“The Department of Defense has announced that it will be releasing an independent study of these issues in the coming weeks. So rather than litigate this interim appeal before that occurs, the administration has decided to wait for DOD’s study and will continue to defend the president’s lawful authority in District Court in the meantime,” the official said, speaking on condition of anonymity.
In September, the Pentagon created a panel of senior officials to study how best to implement Trump's directive prohibiting transgender individuals from serving in the military. The Defense Department has until Feb. 21 to submit a plan to Trump.
Defense Secretary Jim Mattis had reportedly been one of many among serving and retired top brass who was surprised by Trump's announcement of the ban via Twitter in July.
Trump said on Twitter at the time that the military “cannot be burdened with the tremendous medical costs and disruption that transgender in the military would entail.”
Core supporters of the U.S. commander-in-chief praised the measure, including Tony Perkins, the head of the hardline right-wing Family Research Council – a group described as an anti-gay “hate group” by the Southern Poverty Law Center.
The directive caught flak from transgender service members, veterans, LGBTQ civil rights groups and allies who found the reversal of Obama's policy of trans acceptance to be arbitrary and discriminatory toward those seeking to contribute to the U.S.'s global warfighting efforts.
No Justice No Pride, a coalition calling for an end to what it calls “the LGBT movement's complicity in systems of oppression” that harm its community, expressed frustration in the move and described it as meant to “to drum up support among the administration’s transphobic base as it seeks to distract from its failures and embarrassments” in advancing Trump administration policy initiatives.
The coalition also warned against moves to celebrate U.S. militarism, highlighting how the campaign for trans inclusion in the U.S. Armed Forces was funded by prominent 66-year-old Republican philanthropist and retired Army Lieutenant Colonel Jennifer (formerly James) Pritzker, who is described as the “world's first trans billionaire” by Forbes magazine. The Pritzker family dynasty created Hyatt Hotels and owns credit reporting company TransUnion, smokeless tobacco firm Conwood and significant real estate holdings in Chicago, Illinois.
In 2013, Pritzker gave US$1.35 million to the Palm Center – a center advocating for trans inclusion in the U.S. military – in a donation that amounted to the “largest transgender-focused grant” ever.
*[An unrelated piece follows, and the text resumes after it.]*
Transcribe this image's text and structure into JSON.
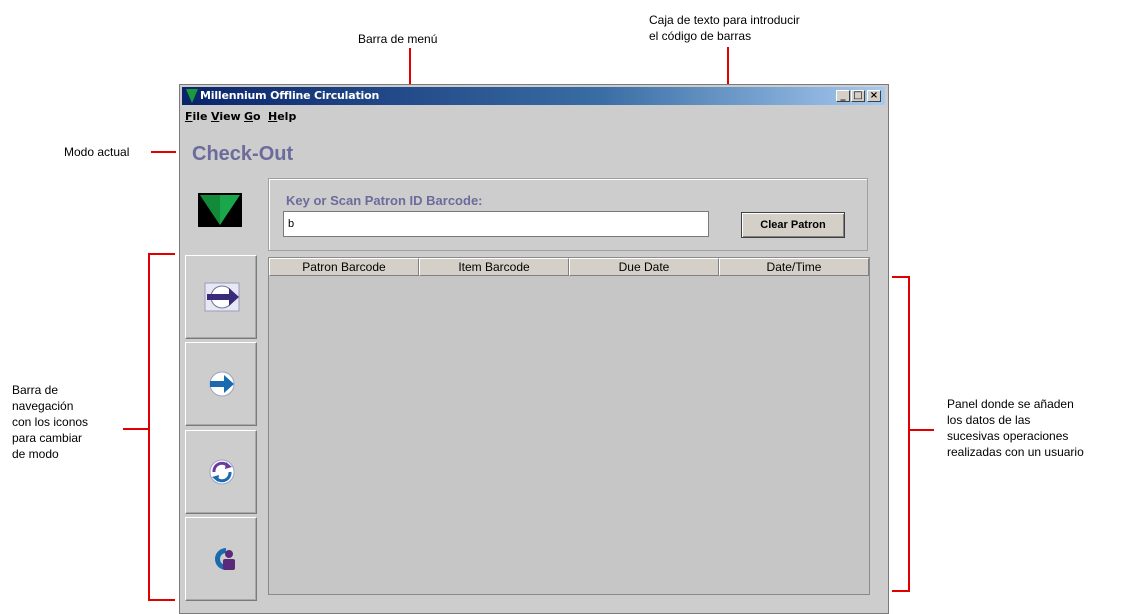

At the time, Jennifer's sister Penny Sue Pritzker was then-President Obama's secretary of commerce.
“We reject the idea that trans military service should be a priority for the movement for trans liberation,” No Justice No Pride said. “For trans individuals, the right to housing, jobs, food, healthcare, education, and safety should not be contingent on putting one’s life on the line in service of the U.S. war machine.”
Lawyers representing currently-serving transgender service members and aspiring recruits said they had expected the administration to appeal the rulings to the conservative-majority Supreme Court, but were hoping that would not happen.
Pentagon spokeswoman Heather Babb said in a statement: “As mandated by court order, the Department of Defense is prepared to begin accessing transgender applicants for military service Jan. 1. All applicants must meet all accession standards.”
Jennifer Levi, a lawyer with gay, lesbian and transgender advocacy group GLAD, called the decision not to appeal “great news.”
“I’m hoping it means the government has come to see that there is no way to justify a ban and that it’s not good for the military or our country,” Levi said. Both GLAD and the American Civil Liberties Union represent plaintiffs in the lawsuits filed against the administration.
Trump has taken other steps aimed at rolling back transgender rights. In October, his administration said a federal law banning gender-based workplace discrimination does not protect transgender employees, reversing another Obama-era position. In February, Trump rescinded guidance issued by the Obama administration saying that public schools should allow transgender students to use the restroom that corresponds to their gender identity.